Insurance brokers are licensed and highly knowledgeable about insurance products and regulations. They understand the complexities of different policies and can guide you through the insurance buying process, answering any questions you might have along the way.
On the other hand, an insurance agent represents a specific insurance company. They are employed by the company and are responsible for selling their products. Insurance agents have a deep understanding of the policies offered by their respective company and can provide you with detailed information about their coverage options.
While insurance agents can assist you in purchasing insurance policies, it’s important to note that their recommendations may be limited to the products offered by their company. If you’re looking for a broader range of choices, working with an insurance broker might be a better option.
Choosing the Right Professional
When it comes to making a decision between an insurance broker and an insurance agent, consider your specific needs and preferences. If you value independent advice and want access to a wide selection of insurance products, a broker might be the right choice for you.

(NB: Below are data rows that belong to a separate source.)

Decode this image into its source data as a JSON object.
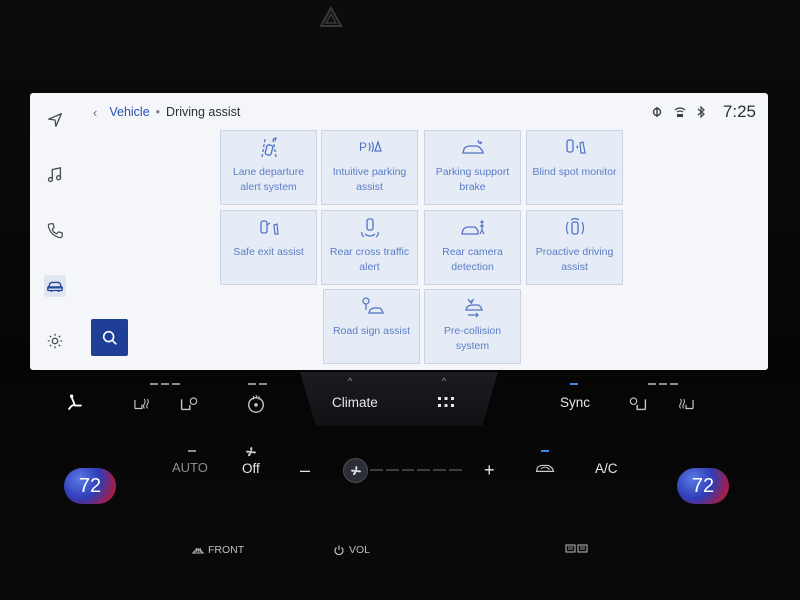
{
  "breadcrumb": {
    "back": "‹",
    "parent": "Vehicle",
    "separator": "•",
    "current": "Driving assist"
  },
  "status": {
    "time": "7:25"
  },
  "tiles": [
    {
      "label": "Lane departure alert system",
      "icon": "lane-departure-icon"
    },
    {
      "label": "Intuitive parking assist",
      "icon": "parking-sensor-icon"
    },
    {
      "label": "Parking support brake",
      "icon": "parking-brake-icon"
    },
    {
      "label": "Blind spot monitor",
      "icon": "blind-spot-icon"
    },
    {
      "label": "Safe exit assist",
      "icon": "safe-exit-icon"
    },
    {
      "label": "Rear cross traffic alert",
      "icon": "cross-traffic-icon"
    },
    {
      "label": "Rear camera detection",
      "icon": "rear-camera-icon"
    },
    {
      "label": "Proactive driving assist",
      "icon": "proactive-drive-icon"
    },
    {
      "label": "Road sign assist",
      "icon": "road-sign-icon"
    },
    {
      "label": "Pre-collision system",
      "icon": "pre-collision-icon"
    }
  ],
  "sidebar": [
    "navigation-icon",
    "music-icon",
    "phone-icon",
    "car-icon",
    "settings-icon"
  ],
  "climate": {
    "tab_label": "Climate",
    "sync_label": "Sync",
    "auto_label": "AUTO",
    "off_label": "Off",
    "minus": "–",
    "plus": "+",
    "ac_label": "A/C",
    "left_temp": "72",
    "right_temp": "72",
    "front_label": "FRONT",
    "vol_label": "VOL"
  },
  "colors": {
    "accent": "#1f3f96",
    "tile_text": "#5b7cc8",
    "indicator": "#2f8de8"
  }
}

On the other hand, if you prefer working directly with a specific insurance company and are satisfied with their product offerings, an agent can efficiently guide you through the process.
Regardless of whether you choose to work with an insurance broker or an insurance agent, make sure the professional you choose is licensed, knowledgeable, and reputable. Take the time to research and compare different professionals to find the one that aligns with your insurance needs and goals.

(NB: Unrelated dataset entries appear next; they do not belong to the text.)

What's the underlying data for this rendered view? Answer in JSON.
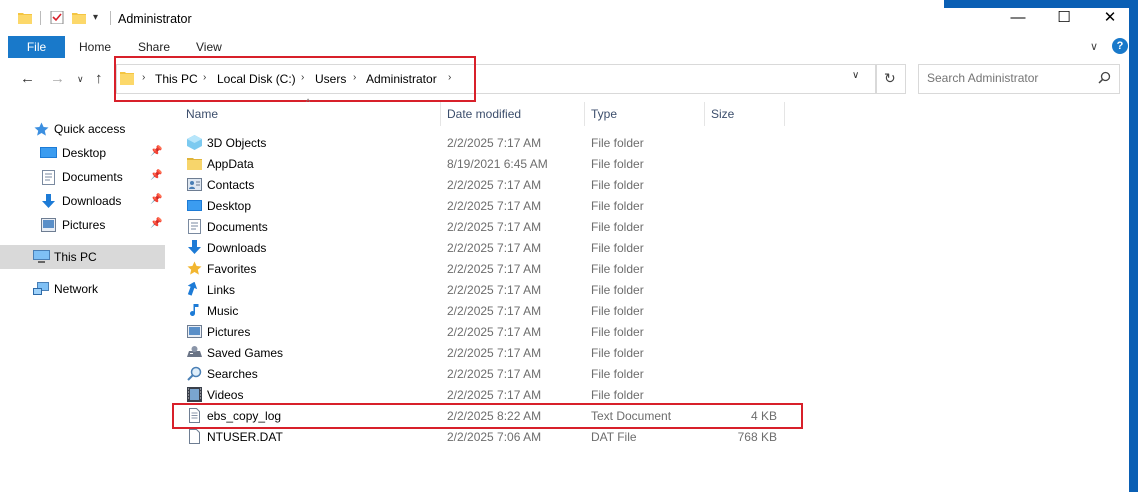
{
  "window": {
    "title": "Administrator",
    "minimize": "—",
    "maximize": "☐",
    "close": "✕"
  },
  "ribbon": {
    "file": "File",
    "home": "Home",
    "share": "Share",
    "view": "View",
    "help": "?"
  },
  "address": {
    "crumbs": [
      "This PC",
      "Local Disk (C:)",
      "Users",
      "Administrator"
    ]
  },
  "search": {
    "placeholder": "Search Administrator"
  },
  "sidebar": {
    "items": [
      {
        "label": "Quick access",
        "icon": "star-icon"
      },
      {
        "label": "Desktop",
        "icon": "desktop-icon",
        "pinned": true
      },
      {
        "label": "Documents",
        "icon": "documents-icon",
        "pinned": true
      },
      {
        "label": "Downloads",
        "icon": "downloads-icon",
        "pinned": true
      },
      {
        "label": "Pictures",
        "icon": "pictures-icon",
        "pinned": true
      },
      {
        "label": "This PC",
        "icon": "computer-icon",
        "selected": true
      },
      {
        "label": "Network",
        "icon": "network-icon"
      }
    ]
  },
  "columns": {
    "name": "Name",
    "date": "Date modified",
    "type": "Type",
    "size": "Size"
  },
  "files": [
    {
      "name": "3D Objects",
      "date": "2/2/2025 7:17 AM",
      "type": "File folder",
      "size": "",
      "icon": "3d-objects-icon"
    },
    {
      "name": "AppData",
      "date": "8/19/2021 6:45 AM",
      "type": "File folder",
      "size": "",
      "icon": "folder-icon"
    },
    {
      "name": "Contacts",
      "date": "2/2/2025 7:17 AM",
      "type": "File folder",
      "size": "",
      "icon": "contacts-icon"
    },
    {
      "name": "Desktop",
      "date": "2/2/2025 7:17 AM",
      "type": "File folder",
      "size": "",
      "icon": "desktop-icon"
    },
    {
      "name": "Documents",
      "date": "2/2/2025 7:17 AM",
      "type": "File folder",
      "size": "",
      "icon": "documents-icon"
    },
    {
      "name": "Downloads",
      "date": "2/2/2025 7:17 AM",
      "type": "File folder",
      "size": "",
      "icon": "downloads-icon"
    },
    {
      "name": "Favorites",
      "date": "2/2/2025 7:17 AM",
      "type": "File folder",
      "size": "",
      "icon": "star-icon"
    },
    {
      "name": "Links",
      "date": "2/2/2025 7:17 AM",
      "type": "File folder",
      "size": "",
      "icon": "links-icon"
    },
    {
      "name": "Music",
      "date": "2/2/2025 7:17 AM",
      "type": "File folder",
      "size": "",
      "icon": "music-icon"
    },
    {
      "name": "Pictures",
      "date": "2/2/2025 7:17 AM",
      "type": "File folder",
      "size": "",
      "icon": "pictures-icon"
    },
    {
      "name": "Saved Games",
      "date": "2/2/2025 7:17 AM",
      "type": "File folder",
      "size": "",
      "icon": "saved-games-icon"
    },
    {
      "name": "Searches",
      "date": "2/2/2025 7:17 AM",
      "type": "File folder",
      "size": "",
      "icon": "search-icon"
    },
    {
      "name": "Videos",
      "date": "2/2/2025 7:17 AM",
      "type": "File folder",
      "size": "",
      "icon": "videos-icon"
    },
    {
      "name": "ebs_copy_log",
      "date": "2/2/2025 8:22 AM",
      "type": "Text Document",
      "size": "4 KB",
      "icon": "text-file-icon"
    },
    {
      "name": "NTUSER.DAT",
      "date": "2/2/2025 7:06 AM",
      "type": "DAT File",
      "size": "768 KB",
      "icon": "file-icon"
    }
  ],
  "colors": {
    "accent": "#1979ca",
    "highlight_box": "#d8202a",
    "selected_nav": "#d9d9d9"
  }
}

Navigating the world of insurance can be complex and overwhelming, which is why understanding the difference between an insurance broker and an insurance agent is essential. Both professionals play crucial roles in the insurance industry, but they have distinct qualifications, responsibilities, and compensation structures.
Insurance brokers are independent professionals who work on behalf of their clients to find the best insurance coverage options that suit their specific needs. With their extensive knowledge and expertise, insurance brokers offer personalized guidance and expert advice, ensuring that individuals and businesses make informed decisions about their insurance policies.
On the other hand, insurance agents work directly for insurance companies and sell their products to customers. Although agents may not offer the same level of independence as brokers, they still possess valuable industry knowledge and can assist customers in finding suitable coverage options.
When choosing between an insurance broker and an insurance agent, it ultimately depends on your individual preferences and requirements. Brokers offer a more personalized and comprehensive approach, but agents may have a closer relationship with specific insurance companies.
Job seekers interested in the insurance industry should also consider the pros and cons of each profession. Insurance brokers enjoy greater independence and potentially higher commission rates, while insurance agents benefit from the stability and support of working directly for an insurance company.
To ensure you choose the right insurance professional for your needs, take the time to research and evaluate their qualifications, experience, and reputation. Consider seeking recommendations from friends, family, or colleagues who have had positive experiences with insurance professionals.
In conclusion, whether you opt for an insurance broker or an insurance agent, both are valuable resources in helping you navigate the insurance landscape. By arming yourself with knowledge and seeking the guidance of a trusted professional, you can make informed decisions and secure the best insurance coverage possible.